“That style of play has expanded the game because they’re no longer looking for the 6-foot-4, 220-pound, strong, rifle-arm guy [with] blond hair, blue eyes,” Raye said. “They’re looking for the guys who have the throwing ability and the off-schedule ability to extend plays.

“These two guys [Hurts and Mahomes] are the epitome of that.”

But in 1966 and for decades later, that style of play was rejected by the NFL, and Raye was one of hundreds of talented Black athletes whose dreams of playing quarterback were dashed.

In a 2019 interview, Raye told me that he would have gone to Tennessee State University but declined because of Eldridge Dickey, who would have a legendary college career as a quarterback at TSU. In 1968, Dickey was drafted in the first round by the Oakland Raiders, ahead of Alabama’s Ken Stabler, becoming the first African American quarterback to be drafted in the first round. Dickey was switched to wide receiver. Raye was drafted in the 16th round by the Los Angeles Raiders and was switched to defensive back before reporting to training camp.

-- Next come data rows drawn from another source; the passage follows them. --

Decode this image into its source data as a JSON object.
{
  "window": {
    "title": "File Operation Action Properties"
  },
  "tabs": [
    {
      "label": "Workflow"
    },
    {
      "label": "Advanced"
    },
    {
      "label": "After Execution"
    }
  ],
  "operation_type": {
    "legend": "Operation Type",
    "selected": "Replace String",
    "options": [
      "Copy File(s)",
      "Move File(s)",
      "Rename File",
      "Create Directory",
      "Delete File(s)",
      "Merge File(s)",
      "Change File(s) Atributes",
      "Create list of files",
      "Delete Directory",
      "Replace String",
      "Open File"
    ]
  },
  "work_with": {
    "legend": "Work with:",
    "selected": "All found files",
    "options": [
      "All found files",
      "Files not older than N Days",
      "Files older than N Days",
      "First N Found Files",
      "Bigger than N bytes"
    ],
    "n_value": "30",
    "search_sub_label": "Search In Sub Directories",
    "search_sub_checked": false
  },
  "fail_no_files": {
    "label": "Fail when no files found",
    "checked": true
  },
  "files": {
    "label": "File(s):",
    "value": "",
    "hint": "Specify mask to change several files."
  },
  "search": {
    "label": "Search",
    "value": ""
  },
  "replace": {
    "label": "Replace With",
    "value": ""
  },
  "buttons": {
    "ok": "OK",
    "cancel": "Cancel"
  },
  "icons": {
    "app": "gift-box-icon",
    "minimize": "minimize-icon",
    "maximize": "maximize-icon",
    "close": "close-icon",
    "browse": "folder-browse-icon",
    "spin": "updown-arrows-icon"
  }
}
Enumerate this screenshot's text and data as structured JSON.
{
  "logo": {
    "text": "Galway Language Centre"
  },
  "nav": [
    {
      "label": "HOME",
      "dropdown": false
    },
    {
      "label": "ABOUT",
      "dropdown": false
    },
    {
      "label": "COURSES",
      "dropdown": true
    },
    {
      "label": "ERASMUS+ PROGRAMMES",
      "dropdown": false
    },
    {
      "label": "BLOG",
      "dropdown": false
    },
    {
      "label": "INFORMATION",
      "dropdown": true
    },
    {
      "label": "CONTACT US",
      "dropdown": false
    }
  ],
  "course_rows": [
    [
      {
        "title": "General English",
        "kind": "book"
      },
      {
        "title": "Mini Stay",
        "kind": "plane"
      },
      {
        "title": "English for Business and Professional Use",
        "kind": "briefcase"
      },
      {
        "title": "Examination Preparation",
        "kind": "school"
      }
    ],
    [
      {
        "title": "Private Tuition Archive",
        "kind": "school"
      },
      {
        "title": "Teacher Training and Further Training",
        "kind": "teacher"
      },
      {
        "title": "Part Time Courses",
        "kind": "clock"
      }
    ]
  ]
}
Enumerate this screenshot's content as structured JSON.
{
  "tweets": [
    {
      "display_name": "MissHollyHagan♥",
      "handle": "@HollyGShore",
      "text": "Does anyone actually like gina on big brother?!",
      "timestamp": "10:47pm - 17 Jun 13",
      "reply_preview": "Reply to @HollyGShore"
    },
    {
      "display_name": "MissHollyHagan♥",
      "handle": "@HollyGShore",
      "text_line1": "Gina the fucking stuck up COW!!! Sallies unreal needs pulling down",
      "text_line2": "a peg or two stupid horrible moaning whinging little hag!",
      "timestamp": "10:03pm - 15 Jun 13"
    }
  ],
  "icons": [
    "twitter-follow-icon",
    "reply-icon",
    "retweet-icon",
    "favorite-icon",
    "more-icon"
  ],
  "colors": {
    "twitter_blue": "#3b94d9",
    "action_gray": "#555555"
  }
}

For all of the history he made and represents, Raye stood on the shoulders of giants as well. In 1960, six years before Raye led Michigan State to a national title, Sandy Stephens, an African American quarterback at the University of Minnesota, led that school to a national title and a Rose Bowl victory. Stevens became the first Black All-American quarterback.

Raye was my introduction to Black quarterbacks because I was playing high school football at the time and Raye’s Michigan State team was a powerhouse, one of the best college football teams in the nation.

Raye was preceded at Michigan State by Willie Thrower, who became the first African American quarterback to play in the Big Ten in 1950. In 1952, Thrower was an integral part of Michigan State’s national championship team. Thrower was also one of the first African Americans to play quarterback in the NFL’s modern era. He played for the Chicago Bears in 1953.

The point is that everyone stands on someone’s shoulders. On this historic week, as Hurts and Mahomes prepare to make history, Raye said that he was honored to have played a role. As the theater emptied on Wednesday, I asked Raye about the significance of two Black quarterbacks facing each other for the first time in a Super Bowl.

“Sunday is the culmination of a life of denials come full circle,” he said. “Blacks being given the opportunity and showing what can be accomplished, I wasn’t sure I was going to see that in my professional lifetime.”

William C. Rhoden, the former award-winning sports columnist for The New York Times and author of Forty Million Dollar Slaves, is a writer-at-large for Andscape.